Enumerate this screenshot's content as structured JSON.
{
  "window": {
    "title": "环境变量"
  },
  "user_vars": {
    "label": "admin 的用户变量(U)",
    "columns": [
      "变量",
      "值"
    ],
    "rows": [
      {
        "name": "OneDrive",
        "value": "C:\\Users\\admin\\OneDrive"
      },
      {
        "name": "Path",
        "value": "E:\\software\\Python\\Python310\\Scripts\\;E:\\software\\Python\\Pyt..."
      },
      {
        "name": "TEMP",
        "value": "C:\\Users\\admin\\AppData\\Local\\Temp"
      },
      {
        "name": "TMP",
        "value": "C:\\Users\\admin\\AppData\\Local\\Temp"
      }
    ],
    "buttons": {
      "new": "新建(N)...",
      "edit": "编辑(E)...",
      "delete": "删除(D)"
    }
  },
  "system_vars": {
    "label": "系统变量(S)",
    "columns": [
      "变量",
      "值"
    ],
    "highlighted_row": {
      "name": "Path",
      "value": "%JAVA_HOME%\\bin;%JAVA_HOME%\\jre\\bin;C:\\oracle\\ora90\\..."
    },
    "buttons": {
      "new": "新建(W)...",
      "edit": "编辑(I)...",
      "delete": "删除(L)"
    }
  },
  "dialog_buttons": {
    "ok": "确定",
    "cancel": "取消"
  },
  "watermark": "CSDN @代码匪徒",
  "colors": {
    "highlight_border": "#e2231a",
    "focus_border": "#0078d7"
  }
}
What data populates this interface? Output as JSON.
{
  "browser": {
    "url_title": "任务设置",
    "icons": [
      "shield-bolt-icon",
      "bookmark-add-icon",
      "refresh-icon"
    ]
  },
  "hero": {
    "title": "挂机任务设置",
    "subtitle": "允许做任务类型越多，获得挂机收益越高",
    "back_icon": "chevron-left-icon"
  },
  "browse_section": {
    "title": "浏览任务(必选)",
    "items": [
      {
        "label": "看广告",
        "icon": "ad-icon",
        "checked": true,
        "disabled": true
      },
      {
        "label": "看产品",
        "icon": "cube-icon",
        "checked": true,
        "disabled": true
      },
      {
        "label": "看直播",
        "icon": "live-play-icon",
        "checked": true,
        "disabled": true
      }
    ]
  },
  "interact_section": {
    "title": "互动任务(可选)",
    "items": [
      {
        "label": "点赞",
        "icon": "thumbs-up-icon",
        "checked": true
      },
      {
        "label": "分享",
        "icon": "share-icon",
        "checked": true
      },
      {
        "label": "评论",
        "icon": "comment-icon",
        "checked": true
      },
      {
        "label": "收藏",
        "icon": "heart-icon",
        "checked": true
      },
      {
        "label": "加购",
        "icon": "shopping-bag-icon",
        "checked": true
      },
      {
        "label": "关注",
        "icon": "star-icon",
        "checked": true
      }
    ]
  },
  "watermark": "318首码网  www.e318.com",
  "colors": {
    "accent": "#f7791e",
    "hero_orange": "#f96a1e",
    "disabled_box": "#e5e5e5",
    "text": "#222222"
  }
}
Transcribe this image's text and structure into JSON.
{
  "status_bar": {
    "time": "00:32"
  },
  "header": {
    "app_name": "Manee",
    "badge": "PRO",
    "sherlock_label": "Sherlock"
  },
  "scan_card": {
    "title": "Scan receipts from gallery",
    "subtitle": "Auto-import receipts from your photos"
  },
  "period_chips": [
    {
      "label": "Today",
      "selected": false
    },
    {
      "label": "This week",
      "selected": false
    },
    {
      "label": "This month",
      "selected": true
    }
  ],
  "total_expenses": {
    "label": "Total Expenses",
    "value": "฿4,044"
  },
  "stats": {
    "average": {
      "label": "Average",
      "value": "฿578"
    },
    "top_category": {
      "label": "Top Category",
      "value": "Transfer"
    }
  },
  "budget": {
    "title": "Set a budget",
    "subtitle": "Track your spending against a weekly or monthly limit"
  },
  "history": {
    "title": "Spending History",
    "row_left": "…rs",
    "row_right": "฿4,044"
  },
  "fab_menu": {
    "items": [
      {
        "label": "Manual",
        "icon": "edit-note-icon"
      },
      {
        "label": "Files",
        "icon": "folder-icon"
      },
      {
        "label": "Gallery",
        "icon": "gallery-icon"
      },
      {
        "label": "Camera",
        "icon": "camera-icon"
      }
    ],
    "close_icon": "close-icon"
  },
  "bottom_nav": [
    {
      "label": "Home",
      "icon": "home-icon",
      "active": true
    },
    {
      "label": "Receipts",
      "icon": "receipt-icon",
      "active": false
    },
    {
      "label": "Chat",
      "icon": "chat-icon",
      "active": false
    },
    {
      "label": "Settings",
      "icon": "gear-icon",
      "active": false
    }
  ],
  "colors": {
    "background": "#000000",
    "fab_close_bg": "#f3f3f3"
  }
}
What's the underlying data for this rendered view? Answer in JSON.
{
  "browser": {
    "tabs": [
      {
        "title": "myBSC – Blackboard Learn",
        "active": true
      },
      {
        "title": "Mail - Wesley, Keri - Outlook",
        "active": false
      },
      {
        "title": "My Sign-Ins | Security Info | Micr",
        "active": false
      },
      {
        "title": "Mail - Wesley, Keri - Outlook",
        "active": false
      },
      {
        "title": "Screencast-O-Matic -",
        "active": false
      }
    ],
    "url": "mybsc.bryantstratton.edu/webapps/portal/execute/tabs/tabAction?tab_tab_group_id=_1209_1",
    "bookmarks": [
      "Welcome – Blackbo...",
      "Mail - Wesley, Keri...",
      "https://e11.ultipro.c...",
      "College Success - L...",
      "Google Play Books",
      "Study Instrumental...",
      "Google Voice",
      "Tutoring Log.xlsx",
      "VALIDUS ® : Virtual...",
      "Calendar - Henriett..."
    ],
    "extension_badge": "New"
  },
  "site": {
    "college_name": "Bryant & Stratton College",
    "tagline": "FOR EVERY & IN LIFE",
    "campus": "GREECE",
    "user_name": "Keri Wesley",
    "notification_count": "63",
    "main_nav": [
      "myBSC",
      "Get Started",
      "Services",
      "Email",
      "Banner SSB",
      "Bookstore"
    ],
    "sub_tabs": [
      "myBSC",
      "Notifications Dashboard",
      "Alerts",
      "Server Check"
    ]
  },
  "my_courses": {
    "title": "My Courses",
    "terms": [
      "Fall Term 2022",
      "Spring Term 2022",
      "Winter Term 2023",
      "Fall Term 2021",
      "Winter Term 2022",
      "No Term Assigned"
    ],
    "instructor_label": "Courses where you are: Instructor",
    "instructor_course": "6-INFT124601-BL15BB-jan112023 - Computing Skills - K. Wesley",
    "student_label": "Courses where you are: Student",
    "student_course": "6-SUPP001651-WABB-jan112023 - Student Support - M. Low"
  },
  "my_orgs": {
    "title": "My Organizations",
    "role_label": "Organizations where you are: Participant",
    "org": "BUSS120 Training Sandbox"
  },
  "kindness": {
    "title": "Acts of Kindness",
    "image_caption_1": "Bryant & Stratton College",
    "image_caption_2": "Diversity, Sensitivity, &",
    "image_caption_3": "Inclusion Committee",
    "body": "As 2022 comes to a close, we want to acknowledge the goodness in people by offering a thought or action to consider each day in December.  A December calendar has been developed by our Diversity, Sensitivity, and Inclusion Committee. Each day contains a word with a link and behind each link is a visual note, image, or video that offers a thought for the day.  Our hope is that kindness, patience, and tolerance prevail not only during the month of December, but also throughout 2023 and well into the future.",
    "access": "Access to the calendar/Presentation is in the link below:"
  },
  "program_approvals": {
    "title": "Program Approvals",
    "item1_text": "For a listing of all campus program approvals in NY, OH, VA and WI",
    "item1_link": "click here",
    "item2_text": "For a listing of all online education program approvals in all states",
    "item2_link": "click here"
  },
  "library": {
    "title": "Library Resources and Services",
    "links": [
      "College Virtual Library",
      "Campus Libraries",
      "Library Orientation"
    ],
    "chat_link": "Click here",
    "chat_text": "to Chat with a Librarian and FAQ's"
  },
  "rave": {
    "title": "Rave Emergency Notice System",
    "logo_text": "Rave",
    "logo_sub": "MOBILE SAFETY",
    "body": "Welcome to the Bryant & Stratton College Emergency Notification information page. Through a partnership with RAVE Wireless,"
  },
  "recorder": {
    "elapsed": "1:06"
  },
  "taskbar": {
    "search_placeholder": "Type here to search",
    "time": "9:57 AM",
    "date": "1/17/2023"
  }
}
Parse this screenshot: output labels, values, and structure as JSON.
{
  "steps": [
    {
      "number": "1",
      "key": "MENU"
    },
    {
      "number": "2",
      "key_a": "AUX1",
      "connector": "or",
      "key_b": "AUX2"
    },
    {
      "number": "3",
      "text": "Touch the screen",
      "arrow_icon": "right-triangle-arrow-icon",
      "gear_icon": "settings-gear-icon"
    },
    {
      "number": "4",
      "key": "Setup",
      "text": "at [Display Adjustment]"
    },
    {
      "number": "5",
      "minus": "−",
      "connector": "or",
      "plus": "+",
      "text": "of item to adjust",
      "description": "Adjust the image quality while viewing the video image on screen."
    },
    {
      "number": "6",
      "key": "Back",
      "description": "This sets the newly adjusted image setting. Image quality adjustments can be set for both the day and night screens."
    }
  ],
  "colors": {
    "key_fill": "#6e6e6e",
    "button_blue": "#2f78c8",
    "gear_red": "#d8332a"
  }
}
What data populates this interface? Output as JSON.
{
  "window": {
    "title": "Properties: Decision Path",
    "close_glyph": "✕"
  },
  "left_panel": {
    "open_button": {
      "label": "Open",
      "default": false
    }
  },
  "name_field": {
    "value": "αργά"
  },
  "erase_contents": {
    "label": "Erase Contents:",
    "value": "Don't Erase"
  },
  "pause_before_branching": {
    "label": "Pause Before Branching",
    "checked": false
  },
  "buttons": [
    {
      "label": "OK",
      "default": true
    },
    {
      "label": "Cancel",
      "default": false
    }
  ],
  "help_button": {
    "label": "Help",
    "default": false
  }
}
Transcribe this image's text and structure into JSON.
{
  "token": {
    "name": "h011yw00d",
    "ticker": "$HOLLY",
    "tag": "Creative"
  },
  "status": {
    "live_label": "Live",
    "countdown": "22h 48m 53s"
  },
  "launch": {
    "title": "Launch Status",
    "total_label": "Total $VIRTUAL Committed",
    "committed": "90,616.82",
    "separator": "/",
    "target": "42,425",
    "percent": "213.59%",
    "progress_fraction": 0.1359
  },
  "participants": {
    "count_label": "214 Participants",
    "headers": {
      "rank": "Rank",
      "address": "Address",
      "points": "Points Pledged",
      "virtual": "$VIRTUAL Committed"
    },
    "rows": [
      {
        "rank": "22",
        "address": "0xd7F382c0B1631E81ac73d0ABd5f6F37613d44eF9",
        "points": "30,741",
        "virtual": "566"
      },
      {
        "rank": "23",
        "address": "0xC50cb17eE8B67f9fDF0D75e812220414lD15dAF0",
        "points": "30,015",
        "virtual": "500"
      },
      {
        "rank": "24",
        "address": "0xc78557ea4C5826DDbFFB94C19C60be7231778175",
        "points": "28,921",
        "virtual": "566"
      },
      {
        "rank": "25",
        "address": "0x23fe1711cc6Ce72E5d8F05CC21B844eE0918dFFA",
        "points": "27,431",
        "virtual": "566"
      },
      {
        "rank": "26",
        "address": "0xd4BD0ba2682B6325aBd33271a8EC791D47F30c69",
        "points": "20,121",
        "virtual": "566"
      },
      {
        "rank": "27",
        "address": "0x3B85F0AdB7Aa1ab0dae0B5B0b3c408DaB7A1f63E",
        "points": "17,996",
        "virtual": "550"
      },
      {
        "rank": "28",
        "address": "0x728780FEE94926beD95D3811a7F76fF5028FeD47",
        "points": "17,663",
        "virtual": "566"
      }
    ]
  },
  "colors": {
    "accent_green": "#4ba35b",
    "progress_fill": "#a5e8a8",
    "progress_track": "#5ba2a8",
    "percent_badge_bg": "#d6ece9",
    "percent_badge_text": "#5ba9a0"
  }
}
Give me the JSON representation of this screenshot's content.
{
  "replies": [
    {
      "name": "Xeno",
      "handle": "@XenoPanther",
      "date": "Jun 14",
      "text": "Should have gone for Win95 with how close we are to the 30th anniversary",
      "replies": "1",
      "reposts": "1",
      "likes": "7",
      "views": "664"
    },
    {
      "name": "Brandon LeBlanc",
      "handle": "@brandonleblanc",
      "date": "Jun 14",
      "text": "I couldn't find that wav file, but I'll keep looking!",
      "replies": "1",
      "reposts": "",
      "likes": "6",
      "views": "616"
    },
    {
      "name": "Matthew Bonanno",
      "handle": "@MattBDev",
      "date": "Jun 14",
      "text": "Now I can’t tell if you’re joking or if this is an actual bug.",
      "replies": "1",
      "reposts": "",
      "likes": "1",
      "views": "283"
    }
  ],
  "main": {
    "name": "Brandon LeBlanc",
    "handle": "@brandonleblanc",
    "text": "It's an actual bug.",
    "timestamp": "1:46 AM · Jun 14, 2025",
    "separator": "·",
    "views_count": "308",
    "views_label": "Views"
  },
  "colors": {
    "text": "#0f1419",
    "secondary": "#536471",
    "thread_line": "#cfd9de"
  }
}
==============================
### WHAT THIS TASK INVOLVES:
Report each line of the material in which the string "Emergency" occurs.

### SOLUTION FOR THIS EXERCISE:
    "title": "Rave Emergency Notice System",
    "body": "Welcome to the Bryant & Stratton College Emergency Notification information page. Through a partnership with RAVE Wireless,"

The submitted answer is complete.